Every time Alex Ferguson tried out a new signing on his old chairman Martin Edwards, in the pre-1993 days when he and Manchester United were on their uppers, he'd insist he was "the final piece in the puzzle". Viv Anderson, Brian McClair, Steve Bruce and Mark Hughes. Always touted as Fergie's final piece and almost always not.
In a sense Dimitar Berbatov, who emerged from behind a door with his beaming manager yesterday afternoon in an entry so theatrical that it seemed to demand a round of applause, was yet another final piece; the target man Wayne Rooney isn't and whom United have already seemed in need of, with only two goals from three league games.
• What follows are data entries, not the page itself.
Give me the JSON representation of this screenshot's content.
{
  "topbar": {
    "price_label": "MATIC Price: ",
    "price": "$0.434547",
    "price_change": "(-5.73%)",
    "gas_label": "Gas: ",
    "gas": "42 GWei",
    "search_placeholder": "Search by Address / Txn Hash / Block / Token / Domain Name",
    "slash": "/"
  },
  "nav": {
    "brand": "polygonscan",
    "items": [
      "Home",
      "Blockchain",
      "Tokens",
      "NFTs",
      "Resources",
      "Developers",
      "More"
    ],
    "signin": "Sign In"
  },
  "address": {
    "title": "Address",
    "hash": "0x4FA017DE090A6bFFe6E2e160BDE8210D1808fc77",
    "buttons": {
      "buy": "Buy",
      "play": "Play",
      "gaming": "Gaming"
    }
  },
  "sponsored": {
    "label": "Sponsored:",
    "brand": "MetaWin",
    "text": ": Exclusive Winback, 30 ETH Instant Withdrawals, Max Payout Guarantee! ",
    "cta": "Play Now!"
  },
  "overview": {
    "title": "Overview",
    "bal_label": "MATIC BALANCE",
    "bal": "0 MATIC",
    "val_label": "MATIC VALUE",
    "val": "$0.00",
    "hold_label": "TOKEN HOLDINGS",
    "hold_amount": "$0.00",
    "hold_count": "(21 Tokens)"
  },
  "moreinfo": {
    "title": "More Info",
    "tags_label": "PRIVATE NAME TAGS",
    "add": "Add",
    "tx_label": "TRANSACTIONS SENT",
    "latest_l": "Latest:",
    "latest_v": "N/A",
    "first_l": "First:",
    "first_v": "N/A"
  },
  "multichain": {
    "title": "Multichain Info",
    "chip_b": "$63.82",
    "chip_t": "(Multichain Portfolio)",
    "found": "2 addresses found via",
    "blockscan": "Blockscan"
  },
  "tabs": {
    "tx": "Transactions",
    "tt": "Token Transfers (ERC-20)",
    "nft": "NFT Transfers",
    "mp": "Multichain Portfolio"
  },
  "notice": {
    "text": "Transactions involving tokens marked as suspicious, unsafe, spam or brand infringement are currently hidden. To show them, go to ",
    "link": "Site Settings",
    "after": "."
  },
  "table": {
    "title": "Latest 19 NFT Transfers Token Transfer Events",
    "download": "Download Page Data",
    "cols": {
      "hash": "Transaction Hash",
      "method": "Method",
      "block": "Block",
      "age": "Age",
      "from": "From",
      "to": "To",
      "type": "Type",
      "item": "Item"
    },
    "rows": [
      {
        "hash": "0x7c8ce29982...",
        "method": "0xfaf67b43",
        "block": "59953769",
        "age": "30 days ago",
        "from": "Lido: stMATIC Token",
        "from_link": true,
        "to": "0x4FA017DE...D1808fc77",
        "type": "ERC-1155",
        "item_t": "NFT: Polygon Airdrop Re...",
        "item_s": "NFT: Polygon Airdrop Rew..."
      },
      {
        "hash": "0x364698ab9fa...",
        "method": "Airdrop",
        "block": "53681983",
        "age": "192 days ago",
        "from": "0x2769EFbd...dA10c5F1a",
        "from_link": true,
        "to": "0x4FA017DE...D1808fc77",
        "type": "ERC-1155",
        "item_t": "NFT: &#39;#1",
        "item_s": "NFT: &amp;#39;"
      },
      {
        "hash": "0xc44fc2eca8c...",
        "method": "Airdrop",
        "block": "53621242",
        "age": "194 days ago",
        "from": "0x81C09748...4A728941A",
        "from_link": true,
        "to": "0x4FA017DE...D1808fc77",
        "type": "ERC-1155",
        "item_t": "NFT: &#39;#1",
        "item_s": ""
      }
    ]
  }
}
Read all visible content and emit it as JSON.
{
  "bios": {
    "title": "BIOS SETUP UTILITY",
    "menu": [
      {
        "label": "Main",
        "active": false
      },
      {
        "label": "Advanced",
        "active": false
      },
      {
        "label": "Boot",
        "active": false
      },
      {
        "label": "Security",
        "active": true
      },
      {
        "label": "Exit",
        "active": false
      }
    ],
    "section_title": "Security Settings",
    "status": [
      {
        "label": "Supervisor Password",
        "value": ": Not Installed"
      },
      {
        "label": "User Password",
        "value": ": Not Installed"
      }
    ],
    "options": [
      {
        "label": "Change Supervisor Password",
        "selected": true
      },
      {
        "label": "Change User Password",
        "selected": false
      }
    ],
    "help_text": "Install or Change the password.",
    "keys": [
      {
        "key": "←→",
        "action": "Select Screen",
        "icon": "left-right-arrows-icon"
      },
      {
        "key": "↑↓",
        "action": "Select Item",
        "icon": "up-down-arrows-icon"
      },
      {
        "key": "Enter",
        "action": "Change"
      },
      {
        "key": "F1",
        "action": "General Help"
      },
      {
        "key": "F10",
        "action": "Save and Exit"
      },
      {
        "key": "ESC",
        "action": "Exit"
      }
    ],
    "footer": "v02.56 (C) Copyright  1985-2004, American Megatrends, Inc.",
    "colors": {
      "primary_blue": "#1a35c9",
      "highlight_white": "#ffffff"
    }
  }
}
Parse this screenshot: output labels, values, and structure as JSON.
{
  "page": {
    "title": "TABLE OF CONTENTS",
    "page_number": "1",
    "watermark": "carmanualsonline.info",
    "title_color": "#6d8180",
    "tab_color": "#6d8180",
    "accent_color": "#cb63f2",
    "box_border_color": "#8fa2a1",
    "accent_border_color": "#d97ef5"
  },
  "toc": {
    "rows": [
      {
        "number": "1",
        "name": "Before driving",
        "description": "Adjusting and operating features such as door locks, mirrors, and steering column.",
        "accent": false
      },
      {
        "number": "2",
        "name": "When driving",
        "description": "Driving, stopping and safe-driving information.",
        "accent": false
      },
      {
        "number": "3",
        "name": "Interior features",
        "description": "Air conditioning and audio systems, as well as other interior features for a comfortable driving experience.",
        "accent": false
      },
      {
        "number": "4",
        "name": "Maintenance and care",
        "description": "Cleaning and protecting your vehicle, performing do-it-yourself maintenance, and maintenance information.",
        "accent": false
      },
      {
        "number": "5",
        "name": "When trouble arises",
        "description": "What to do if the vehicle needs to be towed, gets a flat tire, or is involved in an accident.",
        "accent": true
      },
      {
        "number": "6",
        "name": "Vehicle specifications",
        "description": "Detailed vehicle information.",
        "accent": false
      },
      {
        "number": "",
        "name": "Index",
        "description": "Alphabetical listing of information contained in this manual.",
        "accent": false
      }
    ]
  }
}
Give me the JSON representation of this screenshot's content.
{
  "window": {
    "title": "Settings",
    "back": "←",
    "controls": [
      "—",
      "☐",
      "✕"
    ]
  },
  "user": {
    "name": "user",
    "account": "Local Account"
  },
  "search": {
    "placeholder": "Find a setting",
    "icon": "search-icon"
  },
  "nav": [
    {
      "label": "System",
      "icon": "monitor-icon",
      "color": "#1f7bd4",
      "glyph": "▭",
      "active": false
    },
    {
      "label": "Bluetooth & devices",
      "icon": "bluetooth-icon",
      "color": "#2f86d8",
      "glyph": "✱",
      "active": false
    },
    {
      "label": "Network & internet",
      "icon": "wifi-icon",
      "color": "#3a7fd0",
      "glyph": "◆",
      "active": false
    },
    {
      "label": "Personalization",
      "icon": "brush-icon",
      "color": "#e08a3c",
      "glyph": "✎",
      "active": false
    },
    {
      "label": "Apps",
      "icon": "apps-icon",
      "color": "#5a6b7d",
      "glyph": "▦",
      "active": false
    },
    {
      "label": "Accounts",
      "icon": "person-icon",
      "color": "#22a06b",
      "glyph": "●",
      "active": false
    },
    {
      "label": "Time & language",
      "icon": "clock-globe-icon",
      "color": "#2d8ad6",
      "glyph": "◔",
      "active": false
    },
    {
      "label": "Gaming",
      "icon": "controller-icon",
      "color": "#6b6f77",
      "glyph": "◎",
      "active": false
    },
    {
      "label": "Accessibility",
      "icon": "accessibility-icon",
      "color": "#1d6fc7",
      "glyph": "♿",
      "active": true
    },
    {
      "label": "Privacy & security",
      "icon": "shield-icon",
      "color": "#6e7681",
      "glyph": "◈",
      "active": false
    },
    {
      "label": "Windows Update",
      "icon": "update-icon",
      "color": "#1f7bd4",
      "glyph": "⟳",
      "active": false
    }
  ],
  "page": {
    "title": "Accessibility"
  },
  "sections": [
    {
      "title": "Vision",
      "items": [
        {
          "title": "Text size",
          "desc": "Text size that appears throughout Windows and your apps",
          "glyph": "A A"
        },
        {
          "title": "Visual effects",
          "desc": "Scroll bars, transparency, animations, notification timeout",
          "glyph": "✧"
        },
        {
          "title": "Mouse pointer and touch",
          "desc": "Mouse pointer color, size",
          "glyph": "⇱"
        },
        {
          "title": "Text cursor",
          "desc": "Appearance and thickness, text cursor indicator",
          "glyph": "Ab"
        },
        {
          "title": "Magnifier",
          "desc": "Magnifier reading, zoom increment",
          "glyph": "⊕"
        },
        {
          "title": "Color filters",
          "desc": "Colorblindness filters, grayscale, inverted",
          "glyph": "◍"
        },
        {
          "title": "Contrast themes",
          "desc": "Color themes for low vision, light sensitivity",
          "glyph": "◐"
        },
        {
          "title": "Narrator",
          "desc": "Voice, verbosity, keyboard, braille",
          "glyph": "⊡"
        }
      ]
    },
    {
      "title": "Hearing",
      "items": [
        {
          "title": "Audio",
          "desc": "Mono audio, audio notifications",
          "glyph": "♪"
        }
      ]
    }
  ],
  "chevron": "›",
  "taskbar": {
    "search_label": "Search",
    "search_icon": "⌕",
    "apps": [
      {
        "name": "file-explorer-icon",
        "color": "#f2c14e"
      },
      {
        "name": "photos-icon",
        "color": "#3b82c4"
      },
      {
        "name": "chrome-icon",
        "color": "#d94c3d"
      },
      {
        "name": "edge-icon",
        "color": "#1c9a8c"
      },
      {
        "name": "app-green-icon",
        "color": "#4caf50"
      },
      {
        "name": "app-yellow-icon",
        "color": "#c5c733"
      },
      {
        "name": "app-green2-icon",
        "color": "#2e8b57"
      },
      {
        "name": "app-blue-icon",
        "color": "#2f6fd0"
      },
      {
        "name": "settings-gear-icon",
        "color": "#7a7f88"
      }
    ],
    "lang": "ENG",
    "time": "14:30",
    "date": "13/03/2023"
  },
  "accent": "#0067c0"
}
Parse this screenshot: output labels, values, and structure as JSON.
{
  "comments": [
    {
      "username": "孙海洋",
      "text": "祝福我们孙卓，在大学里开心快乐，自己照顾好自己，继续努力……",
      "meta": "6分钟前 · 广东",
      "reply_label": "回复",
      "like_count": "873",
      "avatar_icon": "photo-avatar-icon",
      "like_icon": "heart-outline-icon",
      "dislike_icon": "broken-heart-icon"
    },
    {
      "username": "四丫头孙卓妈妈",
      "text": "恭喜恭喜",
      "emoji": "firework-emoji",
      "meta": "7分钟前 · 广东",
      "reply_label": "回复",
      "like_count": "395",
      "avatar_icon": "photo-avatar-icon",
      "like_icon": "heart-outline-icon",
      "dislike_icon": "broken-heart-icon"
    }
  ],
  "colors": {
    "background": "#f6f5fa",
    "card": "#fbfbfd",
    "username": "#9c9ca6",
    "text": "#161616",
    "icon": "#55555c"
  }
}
But for once Ferguson can settle back to watch his acquisition -- who heads straight into the encounter Ferguson relishes like none other: Liverpool at Anfield, boosted by the unexpected return of Fernando Torres and Steven Gerrard -- safe in the knowledge that his squad was already pretty much complete.
That, Ferguson said yesterday, is why the inevitable comparisons with Eric Cantona -- another brooding, artistic proponent of the dreamy ball skills, the game-changing touch, the arrogant bravado -- have their limitations. "When Eric came, United were fighting to get to the top and he opened the gate for us in many ways," Ferguson said. "(Now) it's a different situation. With Dimitar, there is less pressure on the team because we've had a consistent run of success over the last few years. When a new player used to come here he was the guy who was going to solve all the problems. Today that doesn't apply."
Berbatov declined comparisons with the old Diable Rouge, which Ferguson invited by declaring the £31m Bulgarian's physical presence to be a quality missing around Old Trafford since Cantona and Sheringham.
"I have my own style and I don't want to be compared with anyone else," he said. "Maybe in the future when I stop playing you will ask some young players the same question about me. That is why I play. I try to entertain. Try to make people smile with my game." In his eloquence alone, the spirit of Cantona was reborn.
Ferguson is relaxing more than when Cantona was around. Resolving to use the international break to rest, he has been to the south of France for a few days and his mood was lightened by the news that Owen Hargreaves and Michael Carrick are back in his squad for today's lunchtime encounter, with Cristiano Ronaldo a contender for a Champions League comeback against Villarreal at Old Trafford on Wednesday. The latter represents an extraordinary recovery time.
Ferguson can also take satisfaction from the fact that Liverpool - a side in the ascendancy in those wilderness years of his - barely touch him now. Rafael Benitez has recorded a draw and seven defeats in his eight league encounters with Ferguson and his only goal in that time was the one John O'Shea put into his own net in 2004. Ferguson was even brushing away talk of equalling Liverpool's record 18 titles -- an aspiration which he can accomplish this May.
Liverpool, for whom an improvement on four points taken from other top four teams last season is key to any title challenge, could hardly be in greater disarray.
A mass protest is expected from fans who want Tom Hicks and George Gillett out and it is believed that Gillett, who will be at the game, has been advised to abandon plans to stay at Liverpool's Malmaison hotel for his own safety.
Benitez insisted he would not change his approach to United. "We can talk about it all day, but the fact is that United have a very good team, and playing against them is difficult. If you score first then you can have more confidence," he said.
Benitez, who will give a debut to new left winger Albert Riera, is clearly irritated by suggestions from Ferguson that his £19m buy Robbie Keane was overpriced -- "Maybe he should look at how much money they are paying for a lot of players. The last time we played them they had around £70m worth of players on the bench," he said. (© Independent News Service)